- Problem requirements -
Quote all of the entries word for word.

- Excerpted data -
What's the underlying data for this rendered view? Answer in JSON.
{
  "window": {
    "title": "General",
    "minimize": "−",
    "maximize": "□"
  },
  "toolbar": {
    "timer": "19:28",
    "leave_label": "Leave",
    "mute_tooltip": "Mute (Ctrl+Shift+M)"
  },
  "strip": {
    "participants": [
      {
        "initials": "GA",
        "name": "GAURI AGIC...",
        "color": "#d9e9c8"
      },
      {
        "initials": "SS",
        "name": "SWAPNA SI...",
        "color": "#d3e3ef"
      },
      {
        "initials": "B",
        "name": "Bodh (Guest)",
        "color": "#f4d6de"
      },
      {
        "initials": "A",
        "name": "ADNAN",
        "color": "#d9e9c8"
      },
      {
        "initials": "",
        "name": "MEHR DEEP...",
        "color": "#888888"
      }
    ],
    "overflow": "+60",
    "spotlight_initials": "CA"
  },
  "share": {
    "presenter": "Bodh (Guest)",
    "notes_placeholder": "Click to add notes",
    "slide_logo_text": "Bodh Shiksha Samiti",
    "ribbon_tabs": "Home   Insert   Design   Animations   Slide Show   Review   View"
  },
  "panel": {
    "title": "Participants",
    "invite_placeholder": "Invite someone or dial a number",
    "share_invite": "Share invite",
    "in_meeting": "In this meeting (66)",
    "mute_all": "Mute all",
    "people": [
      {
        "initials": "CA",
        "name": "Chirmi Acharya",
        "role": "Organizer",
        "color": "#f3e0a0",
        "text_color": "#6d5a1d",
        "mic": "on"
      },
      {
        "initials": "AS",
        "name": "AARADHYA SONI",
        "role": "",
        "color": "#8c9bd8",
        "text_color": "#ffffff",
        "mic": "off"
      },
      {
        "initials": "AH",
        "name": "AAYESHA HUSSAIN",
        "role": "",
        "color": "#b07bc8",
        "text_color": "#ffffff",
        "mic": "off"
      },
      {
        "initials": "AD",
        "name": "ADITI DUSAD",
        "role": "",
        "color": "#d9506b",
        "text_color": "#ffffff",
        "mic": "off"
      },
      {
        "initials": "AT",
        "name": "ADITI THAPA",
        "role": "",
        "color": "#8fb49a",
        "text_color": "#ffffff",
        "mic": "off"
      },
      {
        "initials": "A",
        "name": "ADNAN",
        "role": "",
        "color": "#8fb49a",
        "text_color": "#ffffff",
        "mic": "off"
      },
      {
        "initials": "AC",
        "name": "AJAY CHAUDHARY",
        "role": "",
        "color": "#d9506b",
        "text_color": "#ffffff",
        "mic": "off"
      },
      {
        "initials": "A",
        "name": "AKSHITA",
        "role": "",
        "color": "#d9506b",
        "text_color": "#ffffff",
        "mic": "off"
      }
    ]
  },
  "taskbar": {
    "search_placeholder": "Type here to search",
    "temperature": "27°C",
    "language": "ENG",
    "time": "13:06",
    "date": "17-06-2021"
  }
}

- Task response -
What's the underlying data for this rendered view? Answer in JSON.
{
  "window": {
    "title": "General",
    "minimize": "−",
    "maximize": "□"
  },
  "toolbar": {
    "timer": "19:28",
    "leave_label": "Leave",
    "mute_tooltip": "Mute (Ctrl+Shift+M)"
  },
  "strip": {
    "participants": [
      {
        "initials": "GA",
        "name": "GAURI AGIC...",
        "color": "#d9e9c8"
      },
      {
        "initials": "SS",
        "name": "SWAPNA SI...",
        "color": "#d3e3ef"
      },
      {
        "initials": "B",
        "name": "Bodh (Guest)",
        "color": "#f4d6de"
      },
      {
        "initials": "A",
        "name": "ADNAN",
        "color": "#d9e9c8"
      },
      {
        "initials": "",
        "name": "MEHR DEEP...",
        "color": "#888888"
      }
    ],
    "overflow": "+60",
    "spotlight_initials": "CA"
  },
  "share": {
    "presenter": "Bodh (Guest)",
    "notes_placeholder": "Click to add notes",
    "slide_logo_text": "Bodh Shiksha Samiti",
    "ribbon_tabs": "Home   Insert   Design   Animations   Slide Show   Review   View"
  },
  "panel": {
    "title": "Participants",
    "invite_placeholder": "Invite someone or dial a number",
    "share_invite": "Share invite",
    "in_meeting": "In this meeting (66)",
    "mute_all": "Mute all",
    "people": [
      {
        "initials": "CA",
        "name": "Chirmi Acharya",
        "role": "Organizer",
        "color": "#f3e0a0",
        "text_color": "#6d5a1d",
        "mic": "on"
      },
      {
        "initials": "AS",
        "name": "AARADHYA SONI",
        "role": "",
        "color": "#8c9bd8",
        "text_color": "#ffffff",
        "mic": "off"
      },
      {
        "initials": "AH",
        "name": "AAYESHA HUSSAIN",
        "role": "",
        "color": "#b07bc8",
        "text_color": "#ffffff",
        "mic": "off"
      },
      {
        "initials": "AD",
        "name": "ADITI DUSAD",
        "role": "",
        "color": "#d9506b",
        "text_color": "#ffffff",
        "mic": "off"
      },
      {
        "initials": "AT",
        "name": "ADITI THAPA",
        "role": "",
        "color": "#8fb49a",
        "text_color": "#ffffff",
        "mic": "off"
      },
      {
        "initials": "A",
        "name": "ADNAN",
        "role": "",
        "color": "#8fb49a",
        "text_color": "#ffffff",
        "mic": "off"
      },
      {
        "initials": "AC",
        "name": "AJAY CHAUDHARY",
        "role": "",
        "color": "#d9506b",
        "text_color": "#ffffff",
        "mic": "off"
      },
      {
        "initials": "A",
        "name": "AKSHITA",
        "role": "",
        "color": "#d9506b",
        "text_color": "#ffffff",
        "mic": "off"
      }
    ]
  },
  "taskbar": {
    "search_placeholder": "Type here to search",
    "temperature": "27°C",
    "language": "ENG",
    "time": "13:06",
    "date": "17-06-2021"
  }
}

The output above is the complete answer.